▶ Your instructions: Please retype the records below exactly as they appear, leaving out every picture.

▶ Exercise data:

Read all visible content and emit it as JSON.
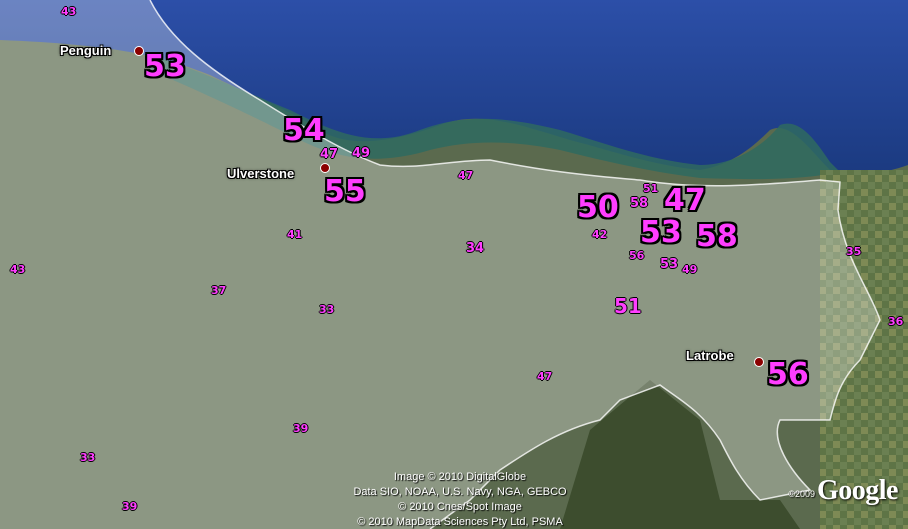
{
  "map": {
    "towns": [
      {
        "name": "Penguin",
        "id": "penguin"
      },
      {
        "name": "Ulverstone",
        "id": "ulverstone"
      },
      {
        "name": "Latrobe",
        "id": "latrobe"
      }
    ],
    "booth_results": [
      "53",
      "54",
      "55",
      "50",
      "47",
      "53",
      "58",
      "56",
      "51",
      "47",
      "49",
      "58",
      "51",
      "42",
      "56",
      "53",
      "49",
      "34",
      "41",
      "47",
      "37",
      "33",
      "47",
      "43",
      "43",
      "39",
      "33",
      "39",
      "35",
      "36"
    ],
    "colors": {
      "label_magenta": "#ff3dff",
      "town_dot": "#8b0000",
      "sea": "#1f3f8f",
      "overlay": "#ffffff"
    }
  },
  "attribution": {
    "line1": "Image © 2010 DigitalGlobe",
    "line2": "Data SIO, NOAA, U.S. Navy, NGA, GEBCO",
    "line3": "© 2010 Cnes/Spot Image",
    "line4": "© 2010 MapData Sciences Pty Ltd, PSMA"
  },
  "logo": {
    "year": "©2009",
    "text": "Google"
  }
}
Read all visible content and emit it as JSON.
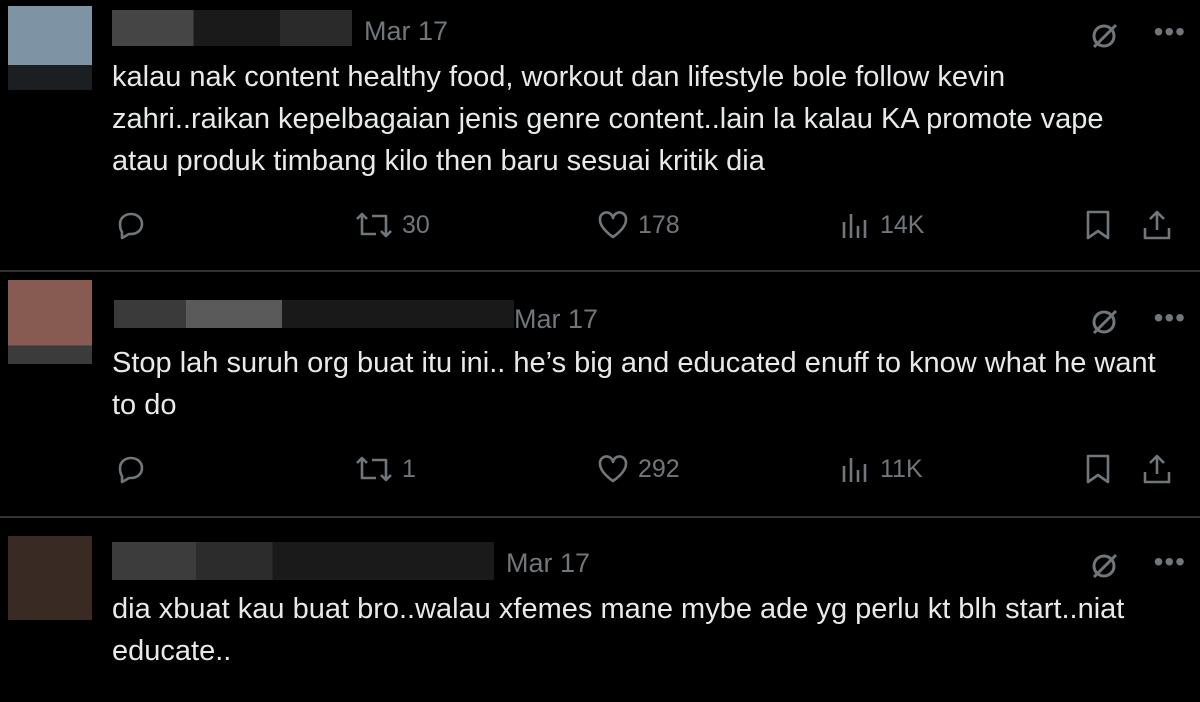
{
  "colors": {
    "background": "#000000",
    "text": "#e7e9ea",
    "muted": "#71767b",
    "divider": "#2f3336"
  },
  "tweets": [
    {
      "date": "Mar 17",
      "text": "kalau nak content healthy food, workout dan lifestyle bole follow kevin zahri..raikan kepelbagaian jenis genre content..lain la kalau KA promote vape atau produk timbang kilo then baru sesuai kritik dia",
      "retweets": "30",
      "likes": "178",
      "views": "14K"
    },
    {
      "date": "Mar 17",
      "text": "Stop lah suruh org buat itu ini.. he’s big and educated enuff to know what he want to do",
      "retweets": "1",
      "likes": "292",
      "views": "11K"
    },
    {
      "date": "Mar 17",
      "text": "dia xbuat kau buat bro..walau xfemes mane mybe ade yg perlu kt blh start..niat educate.."
    }
  ],
  "icons": {
    "reply": "reply-icon",
    "retweet": "retweet-icon",
    "like": "like-icon",
    "views": "views-icon",
    "bookmark": "bookmark-icon",
    "share": "share-icon",
    "grok": "grok-icon",
    "more": "more-icon"
  }
}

▶ Solved exercise:
Read all visible content and emit it as JSON.
{
  "map": {
    "towns": [
      {
        "name": "Penguin",
        "id": "penguin"
      },
      {
        "name": "Ulverstone",
        "id": "ulverstone"
      },
      {
        "name": "Latrobe",
        "id": "latrobe"
      }
    ],
    "booth_results": [
      "53",
      "54",
      "55",
      "50",
      "47",
      "53",
      "58",
      "56",
      "51",
      "47",
      "49",
      "58",
      "51",
      "42",
      "56",
      "53",
      "49",
      "34",
      "41",
      "47",
      "37",
      "33",
      "47",
      "43",
      "43",
      "39",
      "33",
      "39",
      "35",
      "36"
    ],
    "colors": {
      "label_magenta": "#ff3dff",
      "town_dot": "#8b0000",
      "sea": "#1f3f8f",
      "overlay": "#ffffff"
    }
  },
  "attribution": {
    "line1": "Image © 2010 DigitalGlobe",
    "line2": "Data SIO, NOAA, U.S. Navy, NGA, GEBCO",
    "line3": "© 2010 Cnes/Spot Image",
    "line4": "© 2010 MapData Sciences Pty Ltd, PSMA"
  },
  "logo": {
    "year": "©2009",
    "text": "Google"
  }
}
Read all visible content and emit it as JSON.
{
  "colors": {
    "background": "#000000",
    "text": "#e7e9ea",
    "muted": "#71767b",
    "divider": "#2f3336"
  },
  "tweets": [
    {
      "date": "Mar 17",
      "text": "kalau nak content healthy food, workout dan lifestyle bole follow kevin zahri..raikan kepelbagaian jenis genre content..lain la kalau KA promote vape atau produk timbang kilo then baru sesuai kritik dia",
      "retweets": "30",
      "likes": "178",
      "views": "14K"
    },
    {
      "date": "Mar 17",
      "text": "Stop lah suruh org buat itu ini.. he’s big and educated enuff to know what he want to do",
      "retweets": "1",
      "likes": "292",
      "views": "11K"
    },
    {
      "date": "Mar 17",
      "text": "dia xbuat kau buat bro..walau xfemes mane mybe ade yg perlu kt blh start..niat educate.."
    }
  ],
  "icons": {
    "reply": "reply-icon",
    "retweet": "retweet-icon",
    "like": "like-icon",
    "views": "views-icon",
    "bookmark": "bookmark-icon",
    "share": "share-icon",
    "grok": "grok-icon",
    "more": "more-icon"
  }
}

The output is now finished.